=== Goal of the exercise ===
Return the lines below that contain the word "text".

****************

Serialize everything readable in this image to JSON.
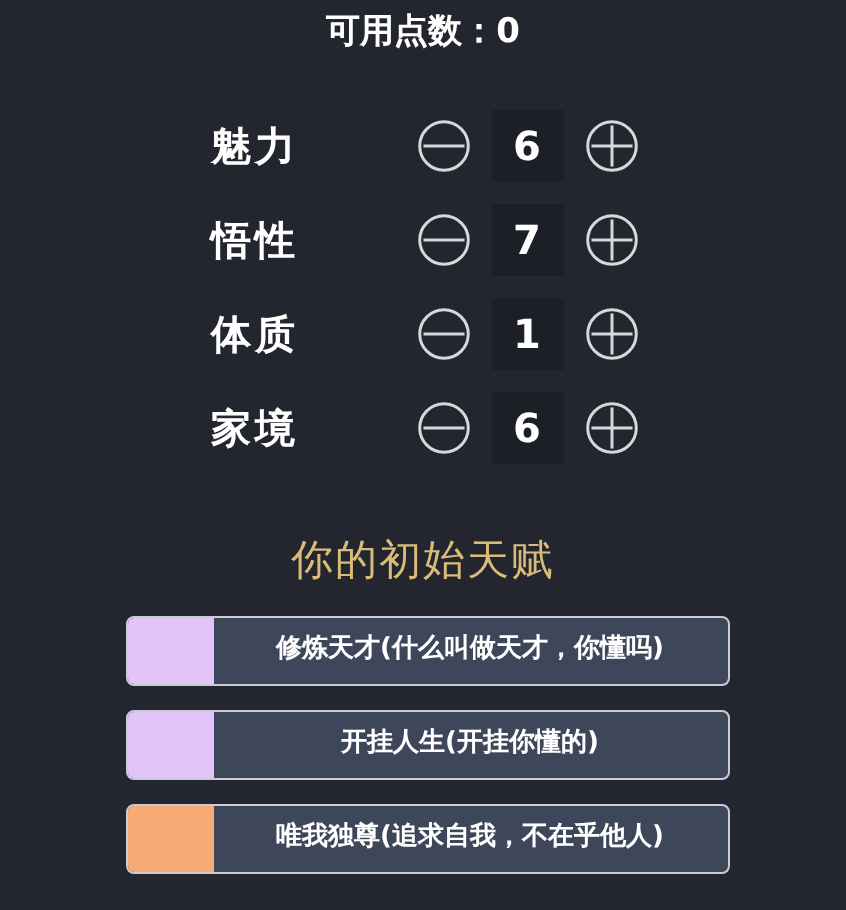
{
  "points": {
    "label": "可用点数：0"
  },
  "stats": [
    {
      "name": "魅力",
      "value": "6"
    },
    {
      "name": "悟性",
      "value": "7"
    },
    {
      "name": "体质",
      "value": "1"
    },
    {
      "name": "家境",
      "value": "6"
    }
  ],
  "talents_heading": "你的初始天赋",
  "talents": [
    {
      "text": "修炼天才(什么叫做天才，你懂吗)",
      "color": "#e2c4f8"
    },
    {
      "text": "开挂人生(开挂你懂的)",
      "color": "#e2c4f8"
    },
    {
      "text": "唯我独尊(追求自我，不在乎他人)",
      "color": "#f7ab74"
    }
  ]
}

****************

=== Exercise result ===
      "text": "修炼天才(什么叫做天才，你懂吗)",
      "text": "开挂人生(开挂你懂的)",
      "text": "唯我独尊(追求自我，不在乎他人)",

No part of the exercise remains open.